Carcinoma of the stomach (CS) or stomach cancer is one of the most common forms of malignant tumors of a mankind. Men suffer from CS in 2-2.5 times oftener than women. The highest morbidity of CS is registered in Japan.
Background processes include –
- chronic atrophic gastritis especially of autoimmune origin
- chronic atrophic gastritis after resection of the stomach (chronic atrophic gastritis of the gastric stump) with intestinal metaplasia – the rate of malignant transformation (RMT) is about 30%
- hypertrophic gastropathy (Menetrier’s disease) – RMT is about 10%
- Precancerous (premalignant) changes:
- adenomatous polyps
- chronic peptic ulcer
Menetrier’s disease is characterized by abnormally thickened (giant) gastric folds with multiple growing micro polyps on their surface. The origin of the disease is not known well. Histologically the mucous layer of the folds contains a small quantity of the main and parietal cells but an increased proportion of mucus producing cells. Menetrier’s disease due to prominent cellular proliferation is considered as a premalignant lesion.
In accordance with Lauren’s classification (1965), all morphological types of CS are differentiated into 2 groups: CS of the diffuse type and CS of the intestinal type.
Carcinoma of Stomach of the diffuse type usually develops in the fundus of the stomach and is common mostly for middle-aged and even young persons with a high proportion of women. This form of CS is characterized by clear genetic predisposition. Morphologically CS of the diffuse type manifests itself in the intensive infiltrative growth with the prominent thickening of the stomach wall (endophytic growth). Histologically this form of CS is represented by scirrhous adenocarcinoma or signet-ring cell carcinoma.
In scirrhous adenocarcinoma, malignant epithelial cells do not form glands but cause the intensive secondary growth of connective tissue (“fibrosis cancer”). Due to it, the consistency of the impaired tissue is very firm and rigid.
The signet-ring cell carcinoma is characterized by the intensive accumulation of a mucous in the cytoplasm of tumorous cells with prominent compression of the nucleus. The extreme stage of mucus accumulation leads to the formation of a mucoid carcinoma with an extracellular accumulation of a mucous.
Both forms of diffuse CS are attributed to undifferentiated types of adenocarcinomas and have the bad prognosis.
Diffuse form of CS is characterized by the long asymptomatic (subclinical) period of its development since the tumor does not close the lumen of the stomach and hence does not evoke impassability of the meal. The first clinical symptom is conditioned by ulceration of the mucosa with gastric bleeding.
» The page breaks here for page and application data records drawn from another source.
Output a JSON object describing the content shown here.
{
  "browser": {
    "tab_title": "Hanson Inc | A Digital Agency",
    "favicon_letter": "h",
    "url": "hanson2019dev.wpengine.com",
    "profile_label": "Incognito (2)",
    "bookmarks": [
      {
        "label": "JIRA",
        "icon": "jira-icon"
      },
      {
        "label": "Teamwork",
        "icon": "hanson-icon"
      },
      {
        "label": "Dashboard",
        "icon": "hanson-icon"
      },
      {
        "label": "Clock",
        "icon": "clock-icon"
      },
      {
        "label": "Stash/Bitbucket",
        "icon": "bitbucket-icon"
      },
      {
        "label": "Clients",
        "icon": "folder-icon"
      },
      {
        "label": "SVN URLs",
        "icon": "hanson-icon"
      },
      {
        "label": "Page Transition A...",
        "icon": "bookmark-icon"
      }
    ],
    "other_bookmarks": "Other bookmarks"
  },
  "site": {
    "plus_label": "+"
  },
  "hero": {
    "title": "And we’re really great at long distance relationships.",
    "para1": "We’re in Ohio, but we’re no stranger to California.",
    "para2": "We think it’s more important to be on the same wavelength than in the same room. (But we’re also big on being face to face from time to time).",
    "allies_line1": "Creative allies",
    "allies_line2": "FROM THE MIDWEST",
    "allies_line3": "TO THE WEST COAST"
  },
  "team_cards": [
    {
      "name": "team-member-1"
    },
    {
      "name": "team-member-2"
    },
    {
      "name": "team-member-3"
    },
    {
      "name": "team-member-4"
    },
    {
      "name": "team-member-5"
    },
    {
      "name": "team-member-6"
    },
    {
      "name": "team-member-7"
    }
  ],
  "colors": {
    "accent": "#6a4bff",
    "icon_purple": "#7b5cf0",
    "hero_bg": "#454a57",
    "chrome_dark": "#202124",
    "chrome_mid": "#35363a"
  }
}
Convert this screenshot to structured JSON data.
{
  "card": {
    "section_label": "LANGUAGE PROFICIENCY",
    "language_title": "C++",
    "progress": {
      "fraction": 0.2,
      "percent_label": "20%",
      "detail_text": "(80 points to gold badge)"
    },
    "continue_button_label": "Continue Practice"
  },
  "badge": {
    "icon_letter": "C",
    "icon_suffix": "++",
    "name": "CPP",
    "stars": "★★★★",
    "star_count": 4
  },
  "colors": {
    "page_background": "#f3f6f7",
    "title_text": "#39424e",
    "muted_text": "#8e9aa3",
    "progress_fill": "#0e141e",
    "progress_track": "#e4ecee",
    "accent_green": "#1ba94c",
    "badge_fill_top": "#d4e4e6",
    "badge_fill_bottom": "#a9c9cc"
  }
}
However, this complication develops in the last stages of the disease and due to it a diffuse form of CS is characterized by bad prognosis.
Carcinoma of Stomach of intestinal type predominates among all other forms of CS. It develops mainly in aged men and affects predominantly the antral portion of the stomach. A tumor develops from the sites of intestinal metaplasia or adenomatous polyps. CS of the intestinal type usually manifests itself exophytic growth in the form of a mushroom (fungous form), a polyp, a saucer-shaped or crateriform ones.
Histologically CS of the intestinal type usually represents itself the different kinds of adenocarcinomas (trabecular, tubular, papillary, mucous). Rarer undifferentiated types of adenocarcinoma with diffuse growth may occur.
As carcinoma of intestinal type is localized mainly in the antral portion and characterized by exophytic growth, the most typical and early symptom of the process is cancerous stenosis of the exit of the stomach with impassability of the meal. This complication will produce a very typical and early symptom – vomiting with the meal eaten the day before. As a result of it, the patient will immediately come to a medical center and the diagnosis of CS will be put in early stages of the process. In view of this CS of the intestinal type is characterized by more or less good prognosis.
Complications and causes of death:
- ulceration of gastric wall with gastric bleeding;
- perforation of the wall of the stomach with subsequent peritonitis;
- cancerous stenosis of the pylorus with impassability of the meal;
- invasion into surrounding organs (pancreas, large intestine, gall bladder, diaphragm);
- wide metastatic spreading not only in lymphatic nodes but also hematogenic metastases in the liver, lungs, brain, bones, kidneys, adrenal glands, pancreas;
- carcinomas cachexia with progressive atrophy of the myocardium and heart failure.